The natural landscape as modified by human activities and bearing the imprint of a culture group or society including buildings, shrines, signage, sports and recreational facilities, economic and agricultural structures, transportation systems, etc.
As defined by the Cultural Landscape Foundation, a geographic area that includes cultural resources and natural resources associated with a historic event, activity, or person. Sometimes cultural landscapes are the result of one person or group of people acting upon the land. Other times they are the result of an idea one person or a group had and then created at that time. Cultural landscapes can range from thousands of acres of rural lands to a small homestead with a front yard of less than one acre. They include grand estates, farmland, public gardens and parks, college campuses, cemeteries, scenic highways and even industrial sites.
A reflection of human adaptation and use of natural resources and is often expressed in the way land is organized and divided, patterns of settlement, land use, systems of circulation, and the types of structures that are built. The character of a cultural landscape is defined both by physical materials, such as roads, buildings, walls, and vegetation, and by use reflecting cultural values and traditions.

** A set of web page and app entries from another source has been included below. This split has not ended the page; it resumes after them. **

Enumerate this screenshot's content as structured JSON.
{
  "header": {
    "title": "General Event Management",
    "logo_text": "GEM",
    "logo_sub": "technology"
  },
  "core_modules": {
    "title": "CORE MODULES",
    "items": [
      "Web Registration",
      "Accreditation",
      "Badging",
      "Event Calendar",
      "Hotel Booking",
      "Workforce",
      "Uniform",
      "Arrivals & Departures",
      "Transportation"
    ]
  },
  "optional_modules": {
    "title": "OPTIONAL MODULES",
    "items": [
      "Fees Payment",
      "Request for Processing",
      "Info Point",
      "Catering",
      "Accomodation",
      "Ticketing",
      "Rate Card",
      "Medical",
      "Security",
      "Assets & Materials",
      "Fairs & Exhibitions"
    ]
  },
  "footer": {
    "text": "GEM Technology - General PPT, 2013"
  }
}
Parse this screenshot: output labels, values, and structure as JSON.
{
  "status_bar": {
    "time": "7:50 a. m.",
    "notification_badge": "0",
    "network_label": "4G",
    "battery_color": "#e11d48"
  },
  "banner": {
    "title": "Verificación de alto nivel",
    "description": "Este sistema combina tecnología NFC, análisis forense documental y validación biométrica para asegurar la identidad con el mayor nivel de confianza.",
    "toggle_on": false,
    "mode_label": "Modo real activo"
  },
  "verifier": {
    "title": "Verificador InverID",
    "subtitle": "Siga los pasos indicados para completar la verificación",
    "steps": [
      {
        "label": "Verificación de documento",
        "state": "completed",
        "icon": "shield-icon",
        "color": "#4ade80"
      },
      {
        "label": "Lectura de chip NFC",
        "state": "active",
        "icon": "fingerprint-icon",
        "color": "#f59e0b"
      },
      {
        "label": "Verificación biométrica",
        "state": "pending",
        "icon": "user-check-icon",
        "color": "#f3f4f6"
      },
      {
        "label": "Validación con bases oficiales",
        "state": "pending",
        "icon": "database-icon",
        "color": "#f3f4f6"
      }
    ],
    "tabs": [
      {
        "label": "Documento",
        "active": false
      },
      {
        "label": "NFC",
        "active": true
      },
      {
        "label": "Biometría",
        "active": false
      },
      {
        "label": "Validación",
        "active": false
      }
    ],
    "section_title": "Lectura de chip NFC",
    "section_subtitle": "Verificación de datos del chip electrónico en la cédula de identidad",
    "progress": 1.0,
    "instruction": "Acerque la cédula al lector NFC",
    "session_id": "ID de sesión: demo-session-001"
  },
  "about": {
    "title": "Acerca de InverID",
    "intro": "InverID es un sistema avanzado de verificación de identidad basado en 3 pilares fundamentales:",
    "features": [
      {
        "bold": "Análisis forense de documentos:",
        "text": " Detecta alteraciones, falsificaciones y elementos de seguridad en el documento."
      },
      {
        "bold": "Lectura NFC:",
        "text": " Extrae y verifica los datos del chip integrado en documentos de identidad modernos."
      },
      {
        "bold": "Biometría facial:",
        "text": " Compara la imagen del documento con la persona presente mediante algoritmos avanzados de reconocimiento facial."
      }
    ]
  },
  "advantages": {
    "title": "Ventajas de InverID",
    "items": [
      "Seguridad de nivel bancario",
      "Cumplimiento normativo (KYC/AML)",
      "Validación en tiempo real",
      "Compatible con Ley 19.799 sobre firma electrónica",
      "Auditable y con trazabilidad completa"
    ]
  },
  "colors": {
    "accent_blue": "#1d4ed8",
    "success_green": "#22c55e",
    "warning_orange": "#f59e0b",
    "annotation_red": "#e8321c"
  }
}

a cultural landscape is a product of human activity over time modifying the landscape for their own purpose, and is an aggregation of human-made features such as a village, farmland, waterways, transportation corridors, and other artifacts.